Degibri is also a very promising composer. His tunes include changing tempos and time signatures, as well as a mix of jazz, funk, and ethnic rhythms. "Last Summer" unspools a memorable melodic line over challenging chord changes and tempo changes. The title tune features a stately melody over a faster kicking dance rhythm that sounds like a hora. Degibri's compositions offer a rare combination of melodic hooks combined with harmonic and rhythmic materials that challenge the improviser.
While Degibri proves he is indeed a rising tenor saxophone star, he is well supported by his bandmates, particularly Kurt Rosenwinkel. The guitarist plays with such intensity and imagination that he nearly steals the album from the leader. Goldberg, Street, and Ballard are excellent as well, with Goldberg playing consistently fine solos. The bassist and drummer play as one, and they lay down an exhilarating carpet of swing.

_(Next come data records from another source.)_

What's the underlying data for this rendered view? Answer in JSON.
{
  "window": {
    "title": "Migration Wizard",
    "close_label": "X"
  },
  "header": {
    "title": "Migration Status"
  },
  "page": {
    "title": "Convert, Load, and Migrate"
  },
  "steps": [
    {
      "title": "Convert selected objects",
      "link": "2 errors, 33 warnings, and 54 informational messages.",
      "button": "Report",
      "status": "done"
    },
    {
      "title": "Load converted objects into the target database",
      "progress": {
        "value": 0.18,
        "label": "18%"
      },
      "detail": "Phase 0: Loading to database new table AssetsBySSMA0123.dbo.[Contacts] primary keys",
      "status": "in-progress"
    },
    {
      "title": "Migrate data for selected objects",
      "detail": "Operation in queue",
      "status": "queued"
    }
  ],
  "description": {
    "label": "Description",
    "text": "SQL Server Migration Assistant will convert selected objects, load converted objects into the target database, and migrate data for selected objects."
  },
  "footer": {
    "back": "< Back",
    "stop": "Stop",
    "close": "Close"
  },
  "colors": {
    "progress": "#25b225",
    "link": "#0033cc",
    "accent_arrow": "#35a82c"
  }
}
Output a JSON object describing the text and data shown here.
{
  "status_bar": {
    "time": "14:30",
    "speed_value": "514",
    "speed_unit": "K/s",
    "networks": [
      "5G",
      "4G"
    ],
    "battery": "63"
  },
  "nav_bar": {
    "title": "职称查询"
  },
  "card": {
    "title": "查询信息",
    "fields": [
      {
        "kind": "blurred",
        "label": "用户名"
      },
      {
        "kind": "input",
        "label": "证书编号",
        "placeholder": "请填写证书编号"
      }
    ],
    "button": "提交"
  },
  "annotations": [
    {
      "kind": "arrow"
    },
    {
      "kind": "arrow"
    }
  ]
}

Of course, Degibri is still growing as an artist. At times he sounds a bit hesitant, as if he's not quite sure what to play next. But he's going to keep growing, and he already has a lot to say. Once again, Fresh Sound New Talent has recorded a young musician who deserves to be heard.
Track Listing: In The Beginning, Painless, Shoohoo, Last Summer, Dance Attempts, Cherokee, Song For Roni, All The Things You Are, With You, With You - Epologue, Fin.
Personnel: Eli Degibri, tenor saxophone; Kurt Rosenwinkel, guitar; Aaron Goldberg, piano; Ben Street, bass; Jeff Ballard, drums.
I love jazz because it mixes intellect and emotion in a very spontaneous way.
I was first exposed to jazz by liberating a Coltrane and a Pharoah Sanders record from a friend in NYC and listening to them over and over until I got it.
My advice to new listeners is you have to take the time to listen to some jazz tunes a number of times until it starts to make sense.